Crossing over helps to bring about random shuffling of genetic material during the process of gamete formation. This results in formation of gametes that will give rise to individuals that are genetically distinct from their parents and siblings.
Crossing over is a process that produces new combinations (recombinations) of genes by interchanging and exchanging of corresponding segments between non-sister chromatids of homologous chromosomes. It occurs during pachytene of prophase I of meiosis.
Crossing over occurs during prophase I of meiosis I. It involves the switching of genes between homologues non-sister chromatids which allows the mixture of maternal and paternal genetic material with new, recombinant chromosomes.
Crossing over refers to the exchange of genetic material or chromosome segments between non-sister chromatids in meiosis. This genetic process occurs between homologous regions of matching chromosomes and the interchange of homologous chromosomes.
Crossing over is the exchange of genetic material between two homologous chromosomes.
• 3) Crossing over –The exchange of chromosomal segments between two non-sister chromatids • 4) Terminalisation-Sepration of non homologous chromosomes after crossing over. Types of crossing over 1. Somatic crossing over- Pairing of homologous chromosomes occurs in germinal cells but some times in somatic cells.
Crossing over is the exchange of genetic material between two homologous chromosomes. Crossing over is also an enzyme-mediated process and the enzyme involved is called recombinase. Crossing over leads to recombination of genetic material on the two chromosomes.
1. Single cross over: Formation of single chiasma and involves only two chromatids out of four. 3. Multiple cross over: Formation of more than two chiasmata and crossing over frequency is extremely low.
Crossing over occurs between prophase I and metaphase I and is the process where two homologous non-sister chromatids pair up with each other and exchange different segments of genetic material to form two recombinant chromosome sister chromatids.
Crossing over does not occur in mitosis. Crossing over occurs in anaphase at each pole of the cell where the chromosomes are packed together. Correct answer: Crossing over does not occur in mitosis.
During meiosis, crossing-over occurs at the pachytene stage, when homologous chromosomes are completely paired. At diplotene, when homologs separate, the sites of crossing-over become visible as chiasmata, which hold the two homologs of a bivalent together until segregation at anaphase I.
The main difference between recombination and crossing over is that recombination is the production of different combinations of alleles in the offspring whereas crossing over is the exchange of genetic material between non-sister chromatids, the event which produces recombination.
Interchromosomal recombination occurs by crossing over. In bacteria it may occur by genetic transformation, conjugation, transduction, or F-duction. ... Any process in which a new genotype is formed by reassortment of genes resulting in gene combinations different from those that were present in the parents.

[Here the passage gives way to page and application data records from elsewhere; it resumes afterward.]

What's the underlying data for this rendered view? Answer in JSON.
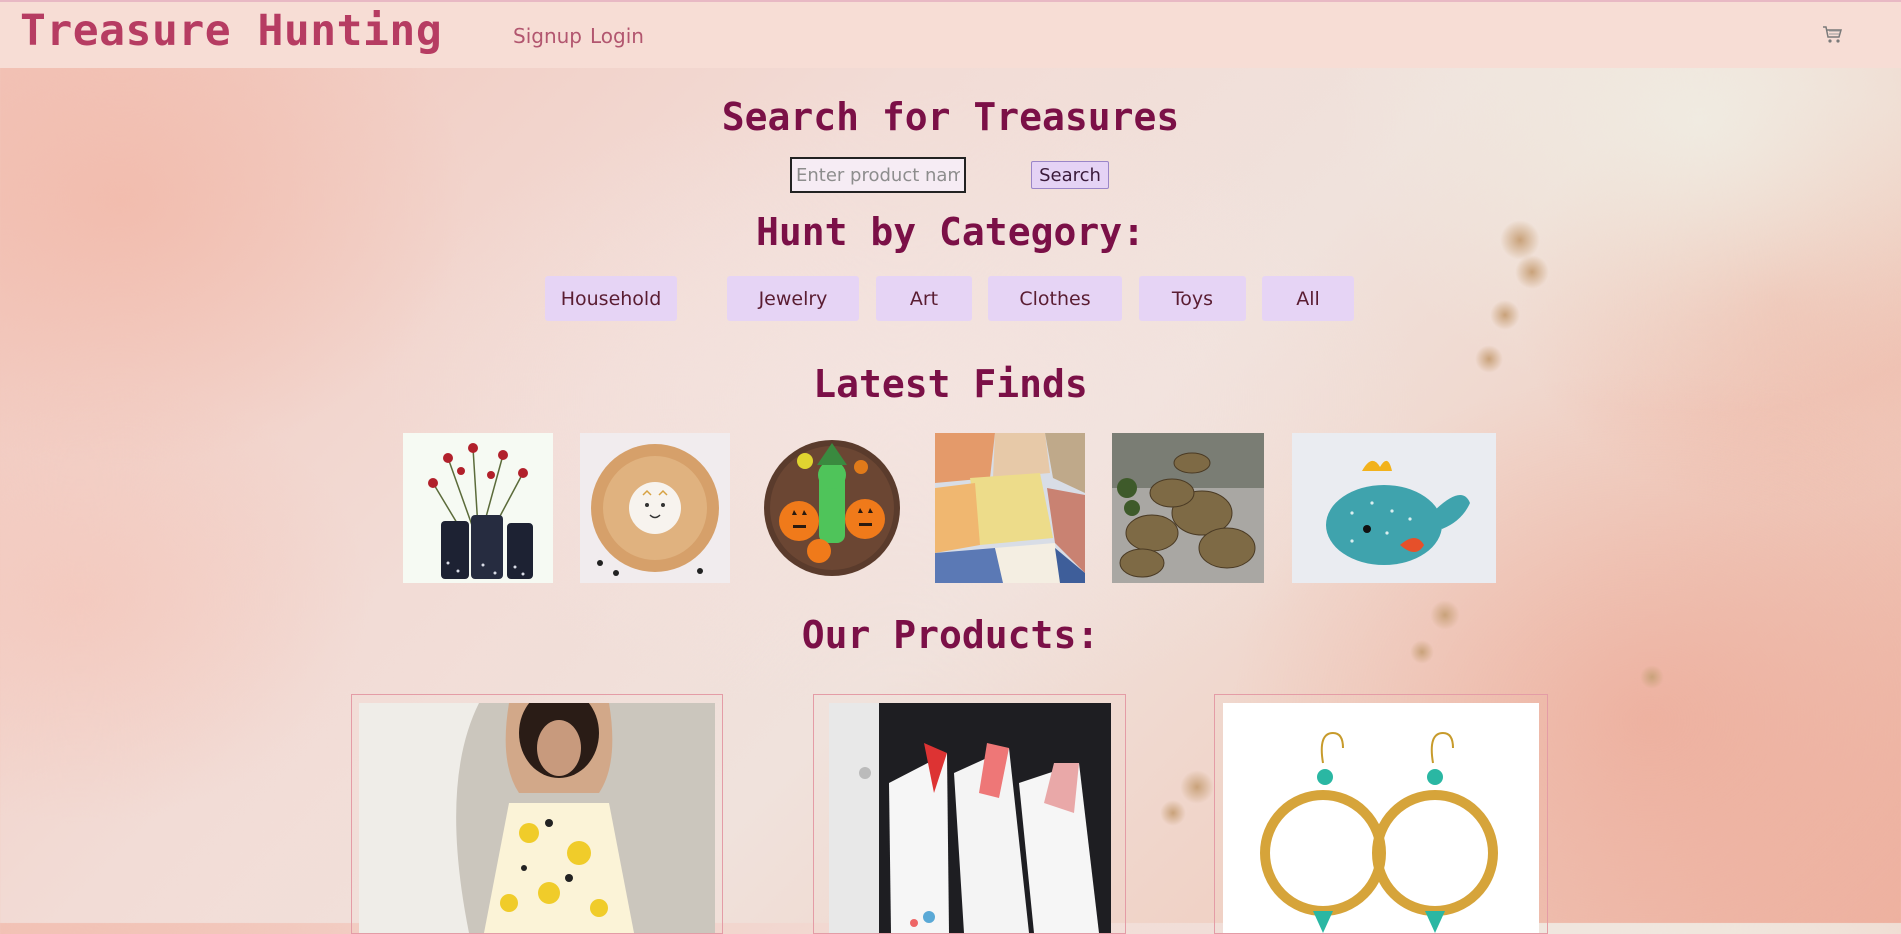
{
  "header": {
    "brand": "Treasure Hunting",
    "nav": {
      "signup": "Signup",
      "login": "Login"
    },
    "cart_icon": "shopping-cart-icon"
  },
  "search": {
    "title": "Search for Treasures",
    "placeholder": "Enter product name",
    "value": "",
    "button_label": "Search"
  },
  "categories": {
    "title": "Hunt by Category:",
    "items": [
      "Household",
      "Jewelry",
      "Art",
      "Clothes",
      "Toys",
      "All"
    ]
  },
  "latest": {
    "title": "Latest Finds",
    "items": [
      "vases-with-flowers-image",
      "lion-wall-hanging-image",
      "halloween-cookie-image",
      "handmade-soaps-image",
      "wicker-baskets-image",
      "whale-plush-image"
    ]
  },
  "products": {
    "title": "Our Products:",
    "items": [
      "yellow-floral-dress-image",
      "kitchen-towels-image",
      "gold-turquoise-earrings-image"
    ]
  },
  "colors": {
    "brand": "#b63c62",
    "heading": "#7b1047",
    "category_bg": "#e6d4f5",
    "header_bg": "#f7ddd5",
    "card_border": "#e49ca6"
  }
}
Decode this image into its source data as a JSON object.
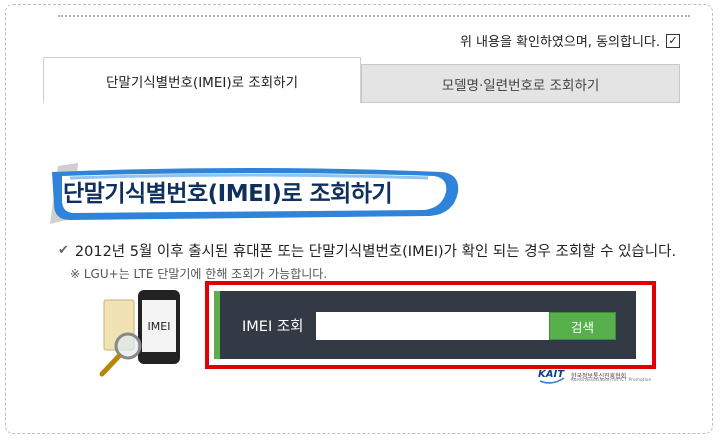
{
  "agree": {
    "text": "위 내용을 확인하였으며, 동의합니다.",
    "checked_mark": "✓"
  },
  "tabs": [
    {
      "label": "단말기식별번호(IMEI)로 조회하기",
      "active": true
    },
    {
      "label": "모델명·일련번호로 조회하기",
      "active": false
    }
  ],
  "section": {
    "title": "단말기식별번호(IMEI)로 조회하기",
    "notice": "2012년 5월 이후 출시된 휴대폰 또는 단말기식별번호(IMEI)가 확인 되는 경우 조회할 수 있습니다.",
    "notice_mark": "✔",
    "sub_note": "※ LGU+는 LTE 단말기에 한해 조회가 가능합니다.",
    "phone_label": "IMEI"
  },
  "search": {
    "label": "IMEI 조회",
    "value": "",
    "button": "검색"
  },
  "logo": {
    "name": "KAIT",
    "org_kr": "한국정보통신진흥협회",
    "org_en": "Korea Association for ICT Promotion"
  },
  "colors": {
    "accent_green": "#58b04d",
    "panel_dark": "#343946",
    "highlight_red": "#e10000",
    "title_navy": "#0f2f5c"
  }
}
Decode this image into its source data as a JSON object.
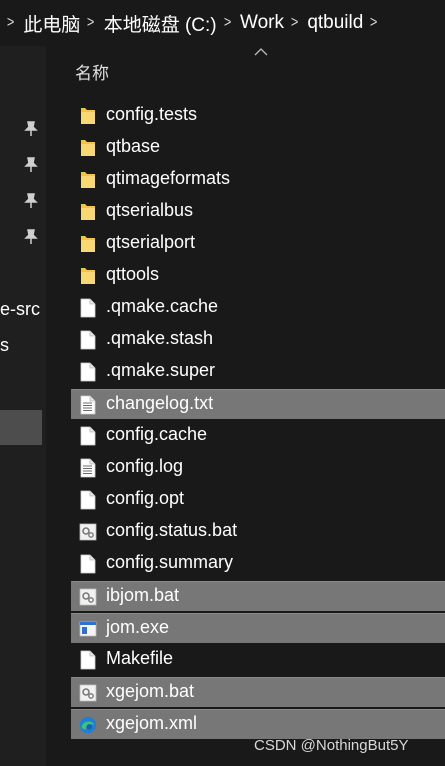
{
  "breadcrumb": [
    "此电脑",
    "本地磁盘 (C:)",
    "Work",
    "qtbuild"
  ],
  "sidebar": {
    "text_1": "e-src",
    "text_2": "s"
  },
  "header": {
    "name_column": "名称"
  },
  "files": [
    {
      "name": "config.tests",
      "icon": "folder-icon",
      "selected": false
    },
    {
      "name": "qtbase",
      "icon": "folder-icon",
      "selected": false
    },
    {
      "name": "qtimageformats",
      "icon": "folder-icon",
      "selected": false
    },
    {
      "name": "qtserialbus",
      "icon": "folder-icon",
      "selected": false
    },
    {
      "name": "qtserialport",
      "icon": "folder-icon",
      "selected": false
    },
    {
      "name": "qttools",
      "icon": "folder-icon",
      "selected": false
    },
    {
      "name": ".qmake.cache",
      "icon": "file-icon",
      "selected": false
    },
    {
      "name": ".qmake.stash",
      "icon": "file-icon",
      "selected": false
    },
    {
      "name": ".qmake.super",
      "icon": "file-icon",
      "selected": false
    },
    {
      "name": "changelog.txt",
      "icon": "text-file-icon",
      "selected": true
    },
    {
      "name": "config.cache",
      "icon": "file-icon",
      "selected": false
    },
    {
      "name": "config.log",
      "icon": "text-file-icon",
      "selected": false
    },
    {
      "name": "config.opt",
      "icon": "file-icon",
      "selected": false
    },
    {
      "name": "config.status.bat",
      "icon": "batch-file-icon",
      "selected": false
    },
    {
      "name": "config.summary",
      "icon": "file-icon",
      "selected": false
    },
    {
      "name": "ibjom.bat",
      "icon": "batch-file-icon",
      "selected": true
    },
    {
      "name": "jom.exe",
      "icon": "exe-file-icon",
      "selected": true
    },
    {
      "name": "Makefile",
      "icon": "file-icon",
      "selected": false
    },
    {
      "name": "xgejom.bat",
      "icon": "batch-file-icon",
      "selected": true
    },
    {
      "name": "xgejom.xml",
      "icon": "edge-icon",
      "selected": true
    }
  ],
  "watermark": "CSDN @NothingBut5Y",
  "colors": {
    "background": "#191919",
    "selection": "#777777",
    "folder": "#f3c542",
    "edge_blue": "#1d7fd8",
    "edge_green": "#41c372"
  }
}
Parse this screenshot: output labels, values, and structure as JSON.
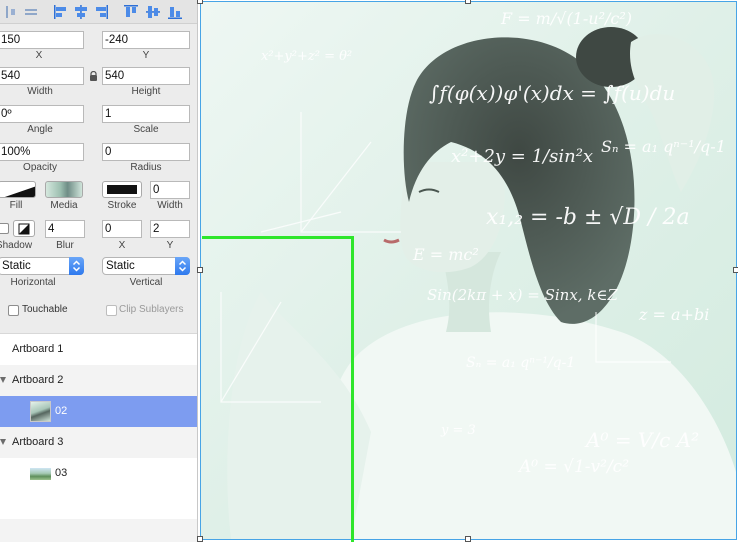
{
  "inspector": {
    "x": {
      "value": "150",
      "label": "X"
    },
    "y": {
      "value": "-240",
      "label": "Y"
    },
    "width": {
      "value": "540",
      "label": "Width"
    },
    "height": {
      "value": "540",
      "label": "Height"
    },
    "angle": {
      "value": "0º",
      "label": "Angle"
    },
    "scale": {
      "value": "1",
      "label": "Scale"
    },
    "opacity": {
      "value": "100%",
      "label": "Opacity"
    },
    "radius": {
      "value": "0",
      "label": "Radius"
    },
    "fill_label": "Fill",
    "media_label": "Media",
    "stroke_label": "Stroke",
    "stroke_width": {
      "value": "0",
      "label": "Width"
    },
    "shadow_label": "Shadow",
    "blur": {
      "value": "4",
      "label": "Blur"
    },
    "shadow_x": {
      "value": "0",
      "label": "X"
    },
    "shadow_y": {
      "value": "2",
      "label": "Y"
    },
    "horizontal": {
      "value": "Static",
      "label": "Horizontal"
    },
    "vertical": {
      "value": "Static",
      "label": "Vertical"
    },
    "touchable_label": "Touchable",
    "clip_sublayers_label": "Clip Sublayers"
  },
  "layers": [
    {
      "name": "Artboard 1",
      "expanded": false
    },
    {
      "name": "Artboard 2",
      "expanded": true
    },
    {
      "name": "02",
      "selected": true
    },
    {
      "name": "Artboard 3",
      "expanded": true
    },
    {
      "name": "03"
    }
  ],
  "canvas": {
    "formulas": [
      "F = m/√(1-u²/c²)",
      "∫f(φ(x))φ'(x)dx = ∫f(u)du",
      "x²+2y = 1/sin²x",
      "Sₙ = a₁ qⁿ⁻¹/q-1",
      "x₁,₂ = -b ± √D / 2a",
      "E = mc²",
      "Sin(2kπ + x) = Sinx, k∈Z",
      "z = a+bi",
      "Sₙ = a₁ qⁿ⁻¹/q-1",
      "y = 3",
      "A⁰ = V/c A²",
      "A⁰ = √1-v²/c²",
      "x²+y²+z² = θ²"
    ]
  },
  "colors": {
    "selection": "#7d9cf0",
    "guide": "#2ee62b",
    "frame": "#47a4e6",
    "select_arrow": "#2e79ee"
  },
  "icons": [
    "align-left-icon",
    "align-center-h-icon",
    "align-right-icon",
    "align-top-icon",
    "align-middle-icon",
    "align-bottom-icon",
    "distribute-h-icon",
    "distribute-v-icon",
    "lock-icon",
    "chevron-updown-icon",
    "disclosure-triangle-icon"
  ]
}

Cleavage, or resolution, of the Holliday junction can occur in two ways. Cleavage of the original set of strands leads to two molecules that may show gene conversion but not chromosomal crossover, while cleavage of the other set of two strands causes the resulting recombinant molecules to show crossover.
During fertilisation, 1 gamete from each parent combines to form a zygote. Because of recombination and independent assortment in meiosis, each gamete contains a different set of DNA. This produces a unique combination of genes in the resulting zygote. Recombination or crossing over occurs during prophase I.
Crossing over is the swapping of genetic material that occurs in the germ line. During the formation of egg and sperm cells, also known as meiosis, paired chromosomes from each parent align so that similar DNA sequences from the paired chromosomes cross over one another.
Crossing over is estimated to occur approximately fifty-five times in meiosis in males, and about seventy-five times in meiosis in females.
Crossing over (recombination) only occurs during Prophase 1 of Meiosis because at this point homologous chromosomes line up at the centre of the cell. Thus, the aligned chromosomes are able to have their legs intertwine with that of the chromosome beside them, in order for crossing over to occur.